[Data to examine — start]

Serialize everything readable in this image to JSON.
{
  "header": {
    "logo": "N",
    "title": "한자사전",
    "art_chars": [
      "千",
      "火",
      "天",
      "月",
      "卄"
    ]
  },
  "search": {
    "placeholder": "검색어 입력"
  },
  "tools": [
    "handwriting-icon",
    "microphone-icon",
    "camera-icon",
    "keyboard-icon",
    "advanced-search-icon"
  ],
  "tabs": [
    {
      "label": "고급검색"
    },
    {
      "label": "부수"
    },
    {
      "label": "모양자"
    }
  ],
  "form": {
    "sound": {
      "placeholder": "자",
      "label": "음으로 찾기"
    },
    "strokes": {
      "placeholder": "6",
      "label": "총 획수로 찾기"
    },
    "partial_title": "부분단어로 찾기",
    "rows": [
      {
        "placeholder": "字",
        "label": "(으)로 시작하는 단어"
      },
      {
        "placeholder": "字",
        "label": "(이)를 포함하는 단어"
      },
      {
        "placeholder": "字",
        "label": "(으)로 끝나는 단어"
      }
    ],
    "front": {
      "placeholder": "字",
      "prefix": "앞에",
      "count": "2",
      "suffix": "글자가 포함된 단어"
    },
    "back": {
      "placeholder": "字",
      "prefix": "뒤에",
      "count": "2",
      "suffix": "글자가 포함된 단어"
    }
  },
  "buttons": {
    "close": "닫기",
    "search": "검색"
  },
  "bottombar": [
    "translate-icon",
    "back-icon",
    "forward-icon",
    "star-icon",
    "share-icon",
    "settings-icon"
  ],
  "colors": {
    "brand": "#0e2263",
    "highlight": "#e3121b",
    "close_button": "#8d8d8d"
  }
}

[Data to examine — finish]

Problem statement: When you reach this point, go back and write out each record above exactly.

Written response:
Serialize everything readable in this image to JSON.
{
  "header": {
    "logo": "N",
    "title": "한자사전",
    "art_chars": [
      "千",
      "火",
      "天",
      "月",
      "卄"
    ]
  },
  "search": {
    "placeholder": "검색어 입력"
  },
  "tools": [
    "handwriting-icon",
    "microphone-icon",
    "camera-icon",
    "keyboard-icon",
    "advanced-search-icon"
  ],
  "tabs": [
    {
      "label": "고급검색"
    },
    {
      "label": "부수"
    },
    {
      "label": "모양자"
    }
  ],
  "form": {
    "sound": {
      "placeholder": "자",
      "label": "음으로 찾기"
    },
    "strokes": {
      "placeholder": "6",
      "label": "총 획수로 찾기"
    },
    "partial_title": "부분단어로 찾기",
    "rows": [
      {
        "placeholder": "字",
        "label": "(으)로 시작하는 단어"
      },
      {
        "placeholder": "字",
        "label": "(이)를 포함하는 단어"
      },
      {
        "placeholder": "字",
        "label": "(으)로 끝나는 단어"
      }
    ],
    "front": {
      "placeholder": "字",
      "prefix": "앞에",
      "count": "2",
      "suffix": "글자가 포함된 단어"
    },
    "back": {
      "placeholder": "字",
      "prefix": "뒤에",
      "count": "2",
      "suffix": "글자가 포함된 단어"
    }
  },
  "buttons": {
    "close": "닫기",
    "search": "검색"
  },
  "bottombar": [
    "translate-icon",
    "back-icon",
    "forward-icon",
    "star-icon",
    "share-icon",
    "settings-icon"
  ],
  "colors": {
    "brand": "#0e2263",
    "highlight": "#e3121b",
    "close_button": "#8d8d8d"
  }
}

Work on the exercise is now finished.